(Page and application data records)

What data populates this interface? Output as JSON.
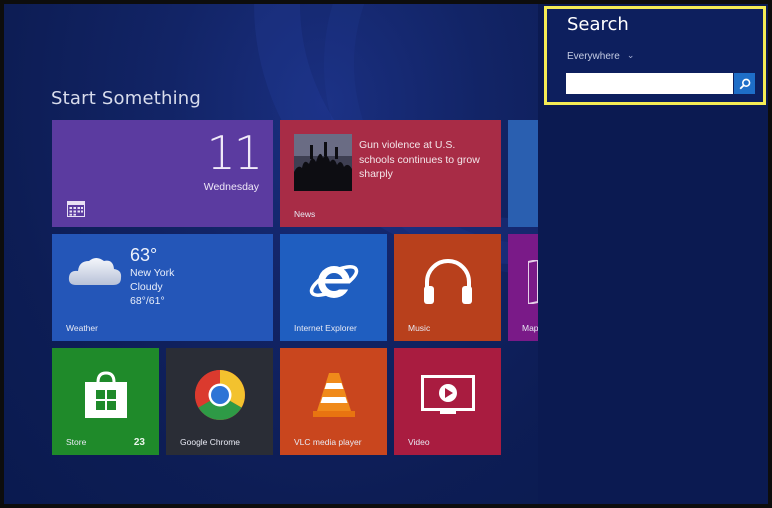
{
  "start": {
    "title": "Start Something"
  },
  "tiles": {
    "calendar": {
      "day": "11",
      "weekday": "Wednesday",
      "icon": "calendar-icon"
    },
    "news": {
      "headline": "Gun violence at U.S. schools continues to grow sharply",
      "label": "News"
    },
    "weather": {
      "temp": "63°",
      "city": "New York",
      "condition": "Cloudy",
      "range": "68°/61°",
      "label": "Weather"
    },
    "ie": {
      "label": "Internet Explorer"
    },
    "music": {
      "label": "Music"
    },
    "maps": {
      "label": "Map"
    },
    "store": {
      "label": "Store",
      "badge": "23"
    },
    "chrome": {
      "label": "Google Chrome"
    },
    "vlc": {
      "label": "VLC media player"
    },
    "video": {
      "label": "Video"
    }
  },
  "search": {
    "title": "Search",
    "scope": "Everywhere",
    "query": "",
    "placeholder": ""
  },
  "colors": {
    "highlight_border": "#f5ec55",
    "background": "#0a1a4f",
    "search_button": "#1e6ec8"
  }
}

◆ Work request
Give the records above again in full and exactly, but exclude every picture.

◆ Exercise result
What data populates this interface? Output as JSON.
{
  "start": {
    "title": "Start Something"
  },
  "tiles": {
    "calendar": {
      "day": "11",
      "weekday": "Wednesday",
      "icon": "calendar-icon"
    },
    "news": {
      "headline": "Gun violence at U.S. schools continues to grow sharply",
      "label": "News"
    },
    "weather": {
      "temp": "63°",
      "city": "New York",
      "condition": "Cloudy",
      "range": "68°/61°",
      "label": "Weather"
    },
    "ie": {
      "label": "Internet Explorer"
    },
    "music": {
      "label": "Music"
    },
    "maps": {
      "label": "Map"
    },
    "store": {
      "label": "Store",
      "badge": "23"
    },
    "chrome": {
      "label": "Google Chrome"
    },
    "vlc": {
      "label": "VLC media player"
    },
    "video": {
      "label": "Video"
    }
  },
  "search": {
    "title": "Search",
    "scope": "Everywhere",
    "query": "",
    "placeholder": ""
  },
  "colors": {
    "highlight_border": "#f5ec55",
    "background": "#0a1a4f",
    "search_button": "#1e6ec8"
  }
}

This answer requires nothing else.